Work through the entries below and show every line in which "Binding" is found.

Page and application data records
▬▬▬

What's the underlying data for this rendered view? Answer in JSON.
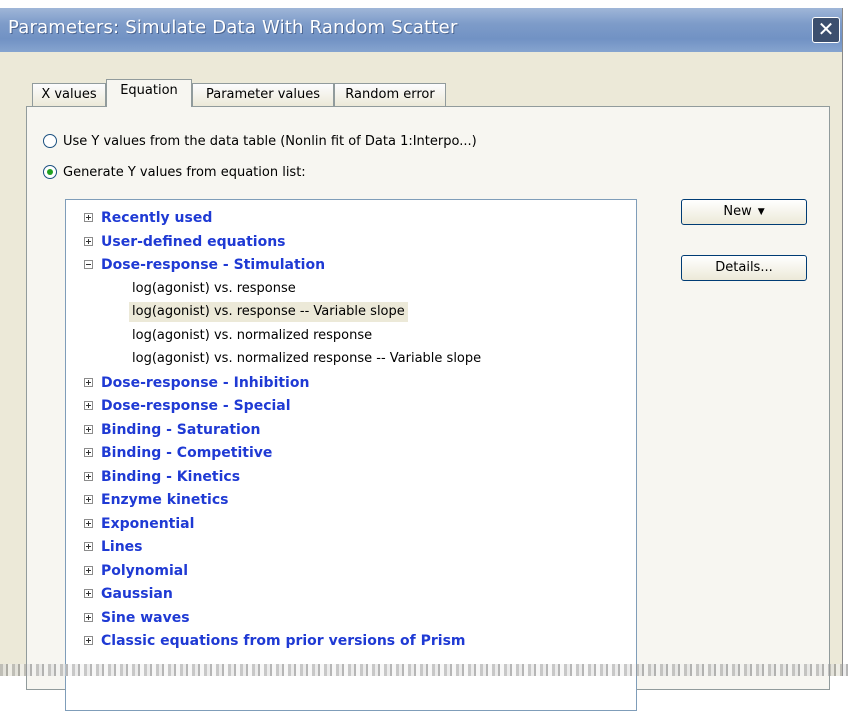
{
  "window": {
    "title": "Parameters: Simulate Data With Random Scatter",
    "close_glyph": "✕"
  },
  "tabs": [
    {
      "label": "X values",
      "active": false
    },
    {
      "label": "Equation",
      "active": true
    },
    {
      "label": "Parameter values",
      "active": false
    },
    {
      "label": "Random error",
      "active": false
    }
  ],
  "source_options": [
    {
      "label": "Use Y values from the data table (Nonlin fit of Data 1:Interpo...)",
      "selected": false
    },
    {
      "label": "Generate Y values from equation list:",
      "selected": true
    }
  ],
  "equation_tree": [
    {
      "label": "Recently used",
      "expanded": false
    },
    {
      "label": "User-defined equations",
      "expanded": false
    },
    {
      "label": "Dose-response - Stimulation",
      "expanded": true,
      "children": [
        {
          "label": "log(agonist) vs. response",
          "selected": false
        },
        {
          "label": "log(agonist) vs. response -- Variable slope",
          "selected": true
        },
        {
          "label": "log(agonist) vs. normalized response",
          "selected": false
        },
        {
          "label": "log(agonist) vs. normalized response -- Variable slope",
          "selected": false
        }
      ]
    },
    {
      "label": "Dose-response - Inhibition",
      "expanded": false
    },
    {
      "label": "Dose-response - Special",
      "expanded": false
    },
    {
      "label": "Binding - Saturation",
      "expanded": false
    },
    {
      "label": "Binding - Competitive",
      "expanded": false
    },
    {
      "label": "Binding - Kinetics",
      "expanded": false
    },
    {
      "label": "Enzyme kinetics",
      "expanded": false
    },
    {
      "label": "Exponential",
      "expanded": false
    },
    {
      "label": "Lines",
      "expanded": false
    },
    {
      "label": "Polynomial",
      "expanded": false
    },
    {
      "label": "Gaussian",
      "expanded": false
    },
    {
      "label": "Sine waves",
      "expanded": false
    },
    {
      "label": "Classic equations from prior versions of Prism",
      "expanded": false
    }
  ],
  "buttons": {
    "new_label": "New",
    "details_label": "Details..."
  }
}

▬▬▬

▶ _Task output_
      "label": "Binding - Saturation",
      "label": "Binding - Competitive",
      "label": "Binding - Kinetics",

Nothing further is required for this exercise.